This might not be a topic on which Randy and I will see eye to eye.
First pseudoscience: Pseudoscience is something that pretends to be science when it is not. A great deal of creationism falls into this category. But when something does not pretend to be science then isn’t pseudoscience just because it isn’t science. The biggest divide here is between the scientific method and rhetoric. Unlike rhetoric which simply seeks to prove something, the scientific method is to come up with a way of testing an hypothesis to see if it is correct or not. Big difference! But as long as we are clear whether what we are doing is science or rhetoric, there is no pseudoscience. Rhetoric plays an indispensable role in the operation of human civilization. Lawyers, politicians, preachers and salesmen all use rhetoric, of course. We may not like them, but that doesn’t mean we can do without them.
Modern scientific medicine: This is founded on the scientific method where you have to establish that the drug or procedure has a statistically significant positive effect over a test population compared to a control group in order to eliminate placebo effects. This has, of necessity, some rather big blind spots, and I believe it has also to some extent abandoned the Hippocratic oath. Here are the basic flaws:

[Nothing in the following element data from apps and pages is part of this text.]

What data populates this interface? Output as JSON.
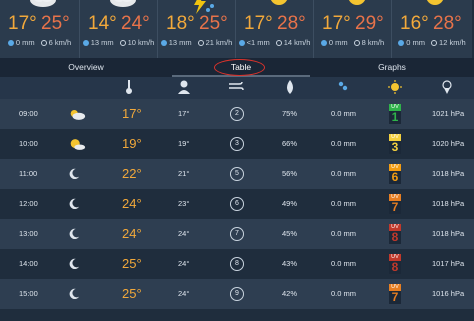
{
  "days": [
    {
      "hi": "17°",
      "lo": "25°",
      "icon": "cloud-icon",
      "a": "0 mm",
      "b": "6 km/h"
    },
    {
      "hi": "14°",
      "lo": "24°",
      "icon": "cloud-icon",
      "a": "13 mm",
      "b": "10 km/h"
    },
    {
      "hi": "18°",
      "lo": "25°",
      "icon": "thunderstorm-icon",
      "a": "13 mm",
      "b": "21 km/h"
    },
    {
      "hi": "17°",
      "lo": "28°",
      "icon": "sun-icon",
      "a": "<1 mm",
      "b": "14 km/h"
    },
    {
      "hi": "17°",
      "lo": "29°",
      "icon": "sun-icon",
      "a": "0 mm",
      "b": "8 km/h"
    },
    {
      "hi": "16°",
      "lo": "28°",
      "icon": "sun-icon",
      "a": "0 mm",
      "b": "12 km/h"
    }
  ],
  "tabs": [
    "Overview",
    "Table",
    "Graphs"
  ],
  "header_icons": [
    "thermometer-icon",
    "person-icon",
    "wind-icon",
    "humidity-icon",
    "rain-icon",
    "uv-sun-icon",
    "pressure-icon"
  ],
  "rows": [
    {
      "time": "09:00",
      "icon": "partly-cloudy-icon",
      "temp": "17°",
      "feels": "17°",
      "wind": "2",
      "hum": "75%",
      "rain": "0.0 mm",
      "uv": "1",
      "uvcolor": "#2fb24a",
      "pres": "1021 hPa"
    },
    {
      "time": "10:00",
      "icon": "sun-cloud-icon",
      "temp": "19°",
      "feels": "19°",
      "wind": "3",
      "hum": "66%",
      "rain": "0.0 mm",
      "uv": "3",
      "uvcolor": "#f4d03f",
      "pres": "1020 hPa"
    },
    {
      "time": "11:00",
      "icon": "moon-icon",
      "temp": "22°",
      "feels": "21°",
      "wind": "5",
      "hum": "56%",
      "rain": "0.0 mm",
      "uv": "6",
      "uvcolor": "#f39c12",
      "pres": "1018 hPa"
    },
    {
      "time": "12:00",
      "icon": "moon-icon",
      "temp": "24°",
      "feels": "23°",
      "wind": "6",
      "hum": "49%",
      "rain": "0.0 mm",
      "uv": "7",
      "uvcolor": "#e67e22",
      "pres": "1018 hPa"
    },
    {
      "time": "13:00",
      "icon": "moon-icon",
      "temp": "24°",
      "feels": "24°",
      "wind": "7",
      "hum": "45%",
      "rain": "0.0 mm",
      "uv": "8",
      "uvcolor": "#c0392b",
      "pres": "1018 hPa"
    },
    {
      "time": "14:00",
      "icon": "moon-icon",
      "temp": "25°",
      "feels": "24°",
      "wind": "8",
      "hum": "43%",
      "rain": "0.0 mm",
      "uv": "8",
      "uvcolor": "#c0392b",
      "pres": "1017 hPa"
    },
    {
      "time": "15:00",
      "icon": "moon-icon",
      "temp": "25°",
      "feels": "24°",
      "wind": "9",
      "hum": "42%",
      "rain": "0.0 mm",
      "uv": "7",
      "uvcolor": "#e67e22",
      "pres": "1016 hPa"
    }
  ]
}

- It pretty much treats people as largely the same, when they can in fact be extremely different.
- It looks for solutions which are rather strong and thus can have a large host of harmful side effects.
- Depending on where in the world you are, the price of this medicine can be as damaging to the person and their whole family as the disease itself, if not more so.
- Another blind spot this can have is with respect to long term effects, though this is something that will eventually be revealed over time. Nevertheless it should be mentioned that science has quite often approved things which then have been retracted as harmful when unforeseen effects are discovered.
Alternative medicine: These are folk remedies and host of methods in different cultures which people have found helpful but which science cannot validate. Like I said before, this does not make the term “pseudoscience” applicable if there is no pretense that modern science is involved. The presumption of the following is that these remedies have a least been determined by science to have no harmful effects, so we are not talking about the kind of insanity that had people using radium as a supposedly good additive for food, toothpaste, cosmetics, and health spa treatments.
- It pretty much takes it for granted that people are extremely different and its remedies may very well be of no benefit to the majority of people who attempt them.
- Its solutions tend to be rather weak approaching that of doing nothing at all. So this tends to have few harmful effects. Though in some cases it may be a good idea to scientifically determine whether the probability of harmful effects is actually less than the probability of helpful effects.
- These are generally not very costly compared to modern medicine. But that is perhaps another thing that should call for some censure and testing, to be sure that the cost does not exceed the value of what is actually being offered.
- When we are talking about new fads and gimmicks, there is no advantage over scientific medicine, quite the opposite, since testing is at least required for the scientific cures. But when we are talking about folk remedies which have been in use for hundreds or thousands of years there is some advantage with regards to seeing the long term effects.